If you feel like the low end of your tracks doesn’t sound as good as the ones of professional producers and engineers, we’re going to show you a technique that you might not know about which has been used in studios around the world for years.
This process, which will allow you to easily get solid, powerful, tight bass frequencies in your projects, is usually known as ‘the Pultec trick’, named after the infamous vintage equalizer on which this technique was developed.
Due to the widespread success of this EQ unit and the aforementioned technique, manufacturers and software developers started to create clones and emulations of the Pultec EQP-1A and its variations that were able to replicate the sonic characteristics of the original in order to apply this technique, so nowadays we have ways to use this without the need of the expensive and rare original device.
We’ll look into that later, but first things first.
What makes this particular EQ so special?
The Pultec EQP-1A
Back in the 1950s, American company Pultec, which consisted of only two people – Ollie Summerland and Gene Shank, launched the EQP-1 and later the EQP-1A, an equalizer based on passive filter circuits that compensated the level loss at the output with a tube amplifying stage.
This tube amp not only dismissed the need of using a preamp together with the passive equalizer, but also added analogue warmth and color to any given signal that went through the unit, making it musically richer even without actually applying equalization. (See in the picture below 12AX7 tubes like the ones in the Pultec)
On top of that, although the EQ section was very simple, it was so well designed that it allowed the user to boost frequency ranges without messing up the sound, even with extreme values. This made it possible to give any track warm and powerful lows and bright, clear highs, depending on the EQ band that was used.

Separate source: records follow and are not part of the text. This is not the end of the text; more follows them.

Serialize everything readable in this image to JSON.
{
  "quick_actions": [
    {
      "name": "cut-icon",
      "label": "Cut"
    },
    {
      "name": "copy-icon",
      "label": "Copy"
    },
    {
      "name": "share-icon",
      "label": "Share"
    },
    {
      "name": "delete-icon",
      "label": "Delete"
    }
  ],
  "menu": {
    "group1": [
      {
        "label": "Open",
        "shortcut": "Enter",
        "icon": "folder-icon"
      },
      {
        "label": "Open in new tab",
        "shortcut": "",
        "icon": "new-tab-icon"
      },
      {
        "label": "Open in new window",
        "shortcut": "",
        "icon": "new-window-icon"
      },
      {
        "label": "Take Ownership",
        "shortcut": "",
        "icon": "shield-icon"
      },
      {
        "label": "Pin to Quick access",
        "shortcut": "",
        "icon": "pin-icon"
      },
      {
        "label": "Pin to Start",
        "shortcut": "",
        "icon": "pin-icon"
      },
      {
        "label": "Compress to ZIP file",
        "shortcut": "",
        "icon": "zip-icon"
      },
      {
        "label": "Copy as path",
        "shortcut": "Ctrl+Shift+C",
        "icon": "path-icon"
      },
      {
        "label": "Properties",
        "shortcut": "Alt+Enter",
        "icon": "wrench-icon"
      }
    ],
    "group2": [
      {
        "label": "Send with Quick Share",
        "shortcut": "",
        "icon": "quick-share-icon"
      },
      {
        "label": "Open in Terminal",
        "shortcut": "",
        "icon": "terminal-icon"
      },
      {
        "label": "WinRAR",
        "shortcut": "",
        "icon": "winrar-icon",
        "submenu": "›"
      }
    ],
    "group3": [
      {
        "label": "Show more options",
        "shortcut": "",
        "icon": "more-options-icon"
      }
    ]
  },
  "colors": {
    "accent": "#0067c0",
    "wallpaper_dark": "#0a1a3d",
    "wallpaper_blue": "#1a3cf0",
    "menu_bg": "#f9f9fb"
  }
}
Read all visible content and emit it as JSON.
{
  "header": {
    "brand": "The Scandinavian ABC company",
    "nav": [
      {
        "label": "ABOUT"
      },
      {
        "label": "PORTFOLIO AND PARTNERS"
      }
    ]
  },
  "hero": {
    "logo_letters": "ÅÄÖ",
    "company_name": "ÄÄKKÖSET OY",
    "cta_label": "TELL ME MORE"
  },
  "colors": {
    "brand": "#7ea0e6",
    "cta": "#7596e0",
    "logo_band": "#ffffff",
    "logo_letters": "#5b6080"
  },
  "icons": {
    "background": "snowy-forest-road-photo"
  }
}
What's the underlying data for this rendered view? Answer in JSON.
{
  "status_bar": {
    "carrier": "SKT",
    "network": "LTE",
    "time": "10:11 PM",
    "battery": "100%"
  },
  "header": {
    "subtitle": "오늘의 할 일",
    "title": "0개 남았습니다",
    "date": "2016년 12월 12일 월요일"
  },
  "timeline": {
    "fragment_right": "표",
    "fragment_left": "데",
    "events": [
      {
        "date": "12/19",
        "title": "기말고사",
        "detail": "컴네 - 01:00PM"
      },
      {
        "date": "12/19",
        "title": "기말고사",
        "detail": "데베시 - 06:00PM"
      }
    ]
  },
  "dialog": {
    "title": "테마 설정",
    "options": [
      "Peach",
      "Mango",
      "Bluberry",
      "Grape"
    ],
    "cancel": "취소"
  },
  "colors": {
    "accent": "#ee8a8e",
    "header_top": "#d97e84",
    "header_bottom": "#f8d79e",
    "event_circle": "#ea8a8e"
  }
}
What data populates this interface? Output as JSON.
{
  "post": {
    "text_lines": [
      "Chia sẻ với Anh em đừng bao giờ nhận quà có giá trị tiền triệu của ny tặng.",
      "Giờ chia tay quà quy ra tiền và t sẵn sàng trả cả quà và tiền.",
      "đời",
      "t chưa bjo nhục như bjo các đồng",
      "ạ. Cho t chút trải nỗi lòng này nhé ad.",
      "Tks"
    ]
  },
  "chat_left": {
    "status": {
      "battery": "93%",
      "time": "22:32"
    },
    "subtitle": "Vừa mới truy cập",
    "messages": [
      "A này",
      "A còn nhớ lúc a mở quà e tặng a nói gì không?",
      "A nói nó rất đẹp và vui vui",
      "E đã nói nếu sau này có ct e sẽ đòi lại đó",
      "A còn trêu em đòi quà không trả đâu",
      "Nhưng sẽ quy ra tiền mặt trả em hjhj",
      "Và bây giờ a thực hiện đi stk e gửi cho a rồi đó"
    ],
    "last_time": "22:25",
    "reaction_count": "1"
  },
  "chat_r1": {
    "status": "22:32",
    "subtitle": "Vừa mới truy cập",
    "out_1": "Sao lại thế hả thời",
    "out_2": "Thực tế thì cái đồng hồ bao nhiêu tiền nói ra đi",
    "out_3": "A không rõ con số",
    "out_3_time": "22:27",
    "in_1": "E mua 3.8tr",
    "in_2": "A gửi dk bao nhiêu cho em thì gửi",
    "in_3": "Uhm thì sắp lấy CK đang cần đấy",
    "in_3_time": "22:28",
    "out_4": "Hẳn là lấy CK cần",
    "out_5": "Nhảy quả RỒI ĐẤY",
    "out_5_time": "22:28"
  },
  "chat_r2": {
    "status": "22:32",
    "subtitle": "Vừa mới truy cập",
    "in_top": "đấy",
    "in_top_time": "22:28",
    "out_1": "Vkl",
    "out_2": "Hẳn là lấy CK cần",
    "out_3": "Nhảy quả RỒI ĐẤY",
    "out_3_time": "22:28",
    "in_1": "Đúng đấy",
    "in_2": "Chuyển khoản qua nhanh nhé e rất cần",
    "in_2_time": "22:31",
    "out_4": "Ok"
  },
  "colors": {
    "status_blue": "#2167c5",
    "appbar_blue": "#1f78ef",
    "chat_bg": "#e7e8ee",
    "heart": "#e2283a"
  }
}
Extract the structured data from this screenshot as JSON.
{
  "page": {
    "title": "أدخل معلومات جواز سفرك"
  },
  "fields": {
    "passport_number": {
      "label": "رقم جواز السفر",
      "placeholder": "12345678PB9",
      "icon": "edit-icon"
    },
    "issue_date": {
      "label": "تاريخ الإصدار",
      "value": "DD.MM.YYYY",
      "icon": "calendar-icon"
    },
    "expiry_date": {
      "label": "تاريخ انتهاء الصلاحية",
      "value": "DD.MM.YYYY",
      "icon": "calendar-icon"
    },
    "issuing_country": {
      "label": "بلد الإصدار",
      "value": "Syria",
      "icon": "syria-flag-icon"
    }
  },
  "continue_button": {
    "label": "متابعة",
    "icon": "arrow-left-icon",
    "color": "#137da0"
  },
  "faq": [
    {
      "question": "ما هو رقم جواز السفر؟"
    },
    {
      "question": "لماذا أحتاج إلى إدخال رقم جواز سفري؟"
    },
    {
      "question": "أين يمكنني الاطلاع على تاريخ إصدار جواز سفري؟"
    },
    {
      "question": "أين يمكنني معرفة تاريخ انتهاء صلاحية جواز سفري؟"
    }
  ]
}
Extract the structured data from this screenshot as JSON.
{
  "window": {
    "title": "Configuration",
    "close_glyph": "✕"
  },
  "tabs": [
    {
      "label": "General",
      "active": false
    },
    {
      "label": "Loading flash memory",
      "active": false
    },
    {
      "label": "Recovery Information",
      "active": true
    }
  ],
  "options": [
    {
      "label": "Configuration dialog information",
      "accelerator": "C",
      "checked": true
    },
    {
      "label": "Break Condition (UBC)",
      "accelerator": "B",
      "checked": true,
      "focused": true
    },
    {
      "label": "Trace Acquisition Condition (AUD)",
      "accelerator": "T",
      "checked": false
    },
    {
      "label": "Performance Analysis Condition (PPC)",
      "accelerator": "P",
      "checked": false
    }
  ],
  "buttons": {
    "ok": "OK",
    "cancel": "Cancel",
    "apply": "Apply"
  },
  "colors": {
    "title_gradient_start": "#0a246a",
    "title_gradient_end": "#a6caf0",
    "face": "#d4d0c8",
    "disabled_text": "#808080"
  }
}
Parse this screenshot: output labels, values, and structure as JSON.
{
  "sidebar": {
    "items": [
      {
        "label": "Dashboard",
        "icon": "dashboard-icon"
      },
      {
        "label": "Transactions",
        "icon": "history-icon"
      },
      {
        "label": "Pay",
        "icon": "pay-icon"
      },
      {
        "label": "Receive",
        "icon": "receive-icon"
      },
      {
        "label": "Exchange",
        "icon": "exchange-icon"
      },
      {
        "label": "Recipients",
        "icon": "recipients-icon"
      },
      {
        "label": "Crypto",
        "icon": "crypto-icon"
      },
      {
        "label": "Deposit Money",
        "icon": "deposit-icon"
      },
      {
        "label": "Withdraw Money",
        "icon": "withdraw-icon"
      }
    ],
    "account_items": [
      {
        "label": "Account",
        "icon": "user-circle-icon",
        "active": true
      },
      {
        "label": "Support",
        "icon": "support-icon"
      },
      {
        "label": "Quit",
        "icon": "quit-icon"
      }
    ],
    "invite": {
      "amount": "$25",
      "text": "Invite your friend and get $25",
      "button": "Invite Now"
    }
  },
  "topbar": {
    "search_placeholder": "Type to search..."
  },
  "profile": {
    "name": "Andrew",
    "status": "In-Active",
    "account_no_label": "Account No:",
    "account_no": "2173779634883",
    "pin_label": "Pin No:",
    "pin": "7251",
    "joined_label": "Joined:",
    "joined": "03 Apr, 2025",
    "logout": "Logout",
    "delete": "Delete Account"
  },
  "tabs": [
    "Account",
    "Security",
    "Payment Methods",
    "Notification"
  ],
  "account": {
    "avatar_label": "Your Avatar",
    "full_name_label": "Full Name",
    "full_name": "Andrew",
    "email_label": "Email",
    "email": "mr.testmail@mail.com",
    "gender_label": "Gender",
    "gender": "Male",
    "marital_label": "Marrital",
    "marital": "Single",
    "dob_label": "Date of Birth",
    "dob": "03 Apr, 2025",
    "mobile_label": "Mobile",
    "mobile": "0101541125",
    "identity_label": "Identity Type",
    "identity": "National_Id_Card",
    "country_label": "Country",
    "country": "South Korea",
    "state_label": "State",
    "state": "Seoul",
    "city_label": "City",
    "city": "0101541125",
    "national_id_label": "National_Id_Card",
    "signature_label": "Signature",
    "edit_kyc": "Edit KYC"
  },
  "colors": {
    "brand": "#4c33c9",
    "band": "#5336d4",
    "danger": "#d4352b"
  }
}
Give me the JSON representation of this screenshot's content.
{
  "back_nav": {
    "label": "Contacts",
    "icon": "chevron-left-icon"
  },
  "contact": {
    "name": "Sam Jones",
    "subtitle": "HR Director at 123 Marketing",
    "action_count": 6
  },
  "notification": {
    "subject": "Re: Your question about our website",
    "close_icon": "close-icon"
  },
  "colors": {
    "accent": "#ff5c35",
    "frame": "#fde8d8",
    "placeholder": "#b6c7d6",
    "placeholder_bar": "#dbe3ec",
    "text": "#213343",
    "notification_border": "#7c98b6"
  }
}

The EQP-1A became a classic, a favorite for mixing and mastering engineers world wide, even to the point that it is still a staple in professional studios more than 60 years after it was launched. Most of these units are still fully functional thanks to the quality and materials used to build it.
And that’s not all. The engineers that used these units for years found out that they could benefit from them even more by using a process that seemed so counterintuitive, even contradicting the user manual. This would end up being known as ‘the Pultec trick’.
So what is the Pultec trick all about?
As you can see in the pictures, the Pultecs have very simple EQ controls, a High Frequency section and a low frequency section, each one with a switch for selecting the frequency we want to focus on and then a couple of knobs for boosting or cutting that particular frequency band.
The problem here is that these knobs work over the same one band that we selected on the switch, so we will need to choose between boosting or cutting, because, what would be the point of boosting and cutting the same frequency?
As counterintuitive as it might sound, this process of boosting and cutting the same low frequency band – usually 60 Hz, began to spread across engineers, since it unexpectedly delivered a tight, warm low-end.
As for why this happens, we won’t get too technical here, but it’s mostly due to the fact that the boosting and cutting circuits don’t have the exact same parameters and components. Because of that, using them at the same time creates an EQ curve that is unique and impossible to achieve by using only one of the knobs.
The Pultec EQ curve when boosting and cutting on 100 Hz
How do I use this trick in my projects?
This very simple but effective trick became so popular that some manufacturers and developers started to make their own devices that replicated the sonic characteristics of the EQP-1A, both in hardware and software, so nowadays there is a wide range of alternatives to get your hands on an equalizer that allows you to use this trick with good results.
The best results will probably come from the original Pultecs that relaunched in the early 2000s, or from the Tube-Tech PEC1 clones. The problem with these units is they are really expensive, with prices ranging from €2,800 to €4,000, so not everyone can afford them.
Warm Audio EQP-WA
Regarding the software emulations, they deliver great results, even if the analogue warmth of the original device can’t be exactly replicated due to their digital nature. They all offer great sound quality and the possibility of using this trick on your tracks.
UAD’s software emulations on the Pultecs
Some of them are meant to be exact emulations, others add some new features, but all of them are great and the choice is probably more of a matter of taste and budget.
Enhanced EQ by Native Instruments & Softube
There is another option worth mentioning, a really cool free plugin, so if you want to use this trick without paying any money then PTEQ-X by Ignite Amps is for you. It falls a bit behind when it comes to sound quality and results, but it also offers a higher number of frequency ranges to select, making it a more versatile EQ.
Ignite Amps PTEQ-X
Even though the EQ possibilities of the Pultecs and their clones might seem limited when compared to modern digital equalizers, if we are looking to bring character and musical color then the EQP-1A and its emulations are a great choice.
We hope this trick was interesting for you, and if you weren’t using it already, start trying it out on your mixdown sessions to get those powerful, present and tight low end frequencies.